“I think with ‘Angelic Swells’ we were trying to do that ‘50s and ‘60s stuff.”
Difficult to avoid was a cluster of attendees who could acknowledge each other’s likes through fashion style. Each piece of clothing blended together to give off a vintage-inspired, urban style with a blatant flare of the harsh realities of suburbia.
“We like all kinds of music ranging from ‘50s to music nowadays, different decades and genres,” Jihae Meek said.
“It’s not like we were really trying to intentionally sound that way.”
The production in “Shake-a-baby” carries a tone reminiscent of a twang from late 1960s surf pop rock with an intentionally hard-to-ignore, lo-fi sound quality.
“With the Internet and everything changing so much, I think there are a lot of people who want to get back to simpler times,” Jihae Meek said. “People are nostalgic for a time when things weren’t so caught up in kind of trivial things.”
The faint smell of marijuana and stale, fruity hookah smoke wafted through the room. Paper hearts and red streamers covered the walls of the venue as the warm breath of confused youth filled the room.
Young adults with mustaches yearned to be respected by other bourgeois-filled souls, some wearing questionably thick-framed prescription glasses. These attendees commented to each other about vinyl records and cassette tapes as they browsed the Burger Records merchandise table.
One of the first bands to go on stage, the Honey Badgers from Buena Park got the crowd moving.
A blend of early ‘90s mediocre punk and a Johnny Cash rust-coated sound came from guitarist and singer Josh Grelock. Guitar harmonies went with the beat of the drums, and off spurts of an electric organ bled through the sound without adding any dynamic.

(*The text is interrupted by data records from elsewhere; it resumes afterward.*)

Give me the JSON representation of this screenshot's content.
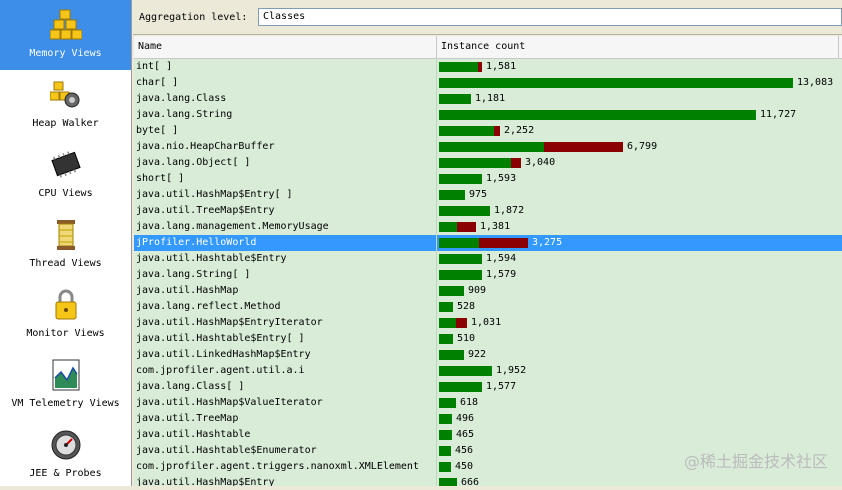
{
  "sidebar": {
    "items": [
      {
        "label": "Memory Views",
        "icon": "memory-views-icon",
        "selected": true
      },
      {
        "label": "Heap Walker",
        "icon": "heap-walker-icon",
        "selected": false
      },
      {
        "label": "CPU Views",
        "icon": "cpu-views-icon",
        "selected": false
      },
      {
        "label": "Thread Views",
        "icon": "thread-views-icon",
        "selected": false
      },
      {
        "label": "Monitor Views",
        "icon": "monitor-views-icon",
        "selected": false
      },
      {
        "label": "VM Telemetry Views",
        "icon": "vm-telemetry-icon",
        "selected": false
      },
      {
        "label": "JEE & Probes",
        "icon": "jee-probes-icon",
        "selected": false
      }
    ]
  },
  "aggregation": {
    "label": "Aggregation level:",
    "value": "Classes"
  },
  "table": {
    "columns": [
      "Name",
      "Instance count"
    ],
    "max_count": 13083,
    "rows": [
      {
        "name": "int[ ]",
        "count": "1,581",
        "value": 1581,
        "red_fraction": 0.1,
        "selected": false
      },
      {
        "name": "char[ ]",
        "count": "13,083",
        "value": 13083,
        "red_fraction": 0,
        "selected": false
      },
      {
        "name": "java.lang.Class",
        "count": "1,181",
        "value": 1181,
        "red_fraction": 0,
        "selected": false
      },
      {
        "name": "java.lang.String",
        "count": "11,727",
        "value": 11727,
        "red_fraction": 0,
        "selected": false
      },
      {
        "name": "byte[ ]",
        "count": "2,252",
        "value": 2252,
        "red_fraction": 0.1,
        "selected": false
      },
      {
        "name": "java.nio.HeapCharBuffer",
        "count": "6,799",
        "value": 6799,
        "red_fraction": 0.43,
        "selected": false
      },
      {
        "name": "java.lang.Object[ ]",
        "count": "3,040",
        "value": 3040,
        "red_fraction": 0.12,
        "selected": false
      },
      {
        "name": "short[ ]",
        "count": "1,593",
        "value": 1593,
        "red_fraction": 0,
        "selected": false
      },
      {
        "name": "java.util.HashMap$Entry[ ]",
        "count": "975",
        "value": 975,
        "red_fraction": 0,
        "selected": false
      },
      {
        "name": "java.util.TreeMap$Entry",
        "count": "1,872",
        "value": 1872,
        "red_fraction": 0,
        "selected": false
      },
      {
        "name": "java.lang.management.MemoryUsage",
        "count": "1,381",
        "value": 1381,
        "red_fraction": 0.5,
        "selected": false
      },
      {
        "name": "jProfiler.HelloWorld",
        "count": "3,275",
        "value": 3275,
        "red_fraction": 0.55,
        "selected": true
      },
      {
        "name": "java.util.Hashtable$Entry",
        "count": "1,594",
        "value": 1594,
        "red_fraction": 0,
        "selected": false
      },
      {
        "name": "java.lang.String[ ]",
        "count": "1,579",
        "value": 1579,
        "red_fraction": 0,
        "selected": false
      },
      {
        "name": "java.util.HashMap",
        "count": "909",
        "value": 909,
        "red_fraction": 0,
        "selected": false
      },
      {
        "name": "java.lang.reflect.Method",
        "count": "528",
        "value": 528,
        "red_fraction": 0,
        "selected": false
      },
      {
        "name": "java.util.HashMap$EntryIterator",
        "count": "1,031",
        "value": 1031,
        "red_fraction": 0.4,
        "selected": false
      },
      {
        "name": "java.util.Hashtable$Entry[ ]",
        "count": "510",
        "value": 510,
        "red_fraction": 0,
        "selected": false
      },
      {
        "name": "java.util.LinkedHashMap$Entry",
        "count": "922",
        "value": 922,
        "red_fraction": 0,
        "selected": false
      },
      {
        "name": "com.jprofiler.agent.util.a.i",
        "count": "1,952",
        "value": 1952,
        "red_fraction": 0,
        "selected": false
      },
      {
        "name": "java.lang.Class[ ]",
        "count": "1,577",
        "value": 1577,
        "red_fraction": 0,
        "selected": false
      },
      {
        "name": "java.util.HashMap$ValueIterator",
        "count": "618",
        "value": 618,
        "red_fraction": 0,
        "selected": false
      },
      {
        "name": "java.util.TreeMap",
        "count": "496",
        "value": 496,
        "red_fraction": 0,
        "selected": false
      },
      {
        "name": "java.util.Hashtable",
        "count": "465",
        "value": 465,
        "red_fraction": 0,
        "selected": false
      },
      {
        "name": "java.util.Hashtable$Enumerator",
        "count": "456",
        "value": 456,
        "red_fraction": 0,
        "selected": false
      },
      {
        "name": "com.jprofiler.agent.triggers.nanoxml.XMLElement",
        "count": "450",
        "value": 450,
        "red_fraction": 0,
        "selected": false
      },
      {
        "name": "java.util.HashMap$Entry",
        "count": "666",
        "value": 666,
        "red_fraction": 0,
        "selected": false
      }
    ]
  },
  "watermark": "@稀土掘金技术社区",
  "colors": {
    "bar_green": "#008000",
    "bar_red": "#8b0000",
    "selection": "#3399ff",
    "sidebar_selected": "#3d8ee8"
  }
}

A group of multi-racial attendees chanted “white power,” in response to the chants of singer and guitarist Ronnie Rogen from the band Business Cats. Rogen strummed a Squier Jaguar guitar, and resembled a female grunge image of Kurt Cobain, not to be confused with Courtney Love.
As Neverever finally tookthe stage, Jihae Meek took off her coat revealing a bright, multi-colored, strapless dress with the light gleaming off her shiny nylons.
The crowd jumped around and bounced off each other without concern for safety as Neverever began their set.
Jihae Meek drew in the crowd with her strong jaw line and green eyes as she was on stage living a banal dream, humming notes that did not enhance the sound of the band.
“I fell in f**king love with her.” Jonathan Pacheco, an English major at Citrus College said.
The rich warmth coming from Dumani’s Vox guitar amplifier blended nicely with the wet reverb echoing from Wallace Meek’s guitar amp.
However, midway through their set everything sounded the same.
The highlight of the performance came during the bass-driven song “Wedding day.” The charismatic bassist Eric Fisher took his barefoot dancing into the crowd and joined attendees who took pictures of Fisher while he kept in time with the band.
“I thought they were amazing, really good,” attendee Tristen Roper said.
The band was well-practiced and a presence was there, but glancing around at the similarities of clothing, attitude and theme of the bands, it became clear that it has all been done before.
Neverever plans to record a new album in April, releasing it during summer.
Karo Chakhlasyan can be reached at karo.chakhlasyan @laverne.edu.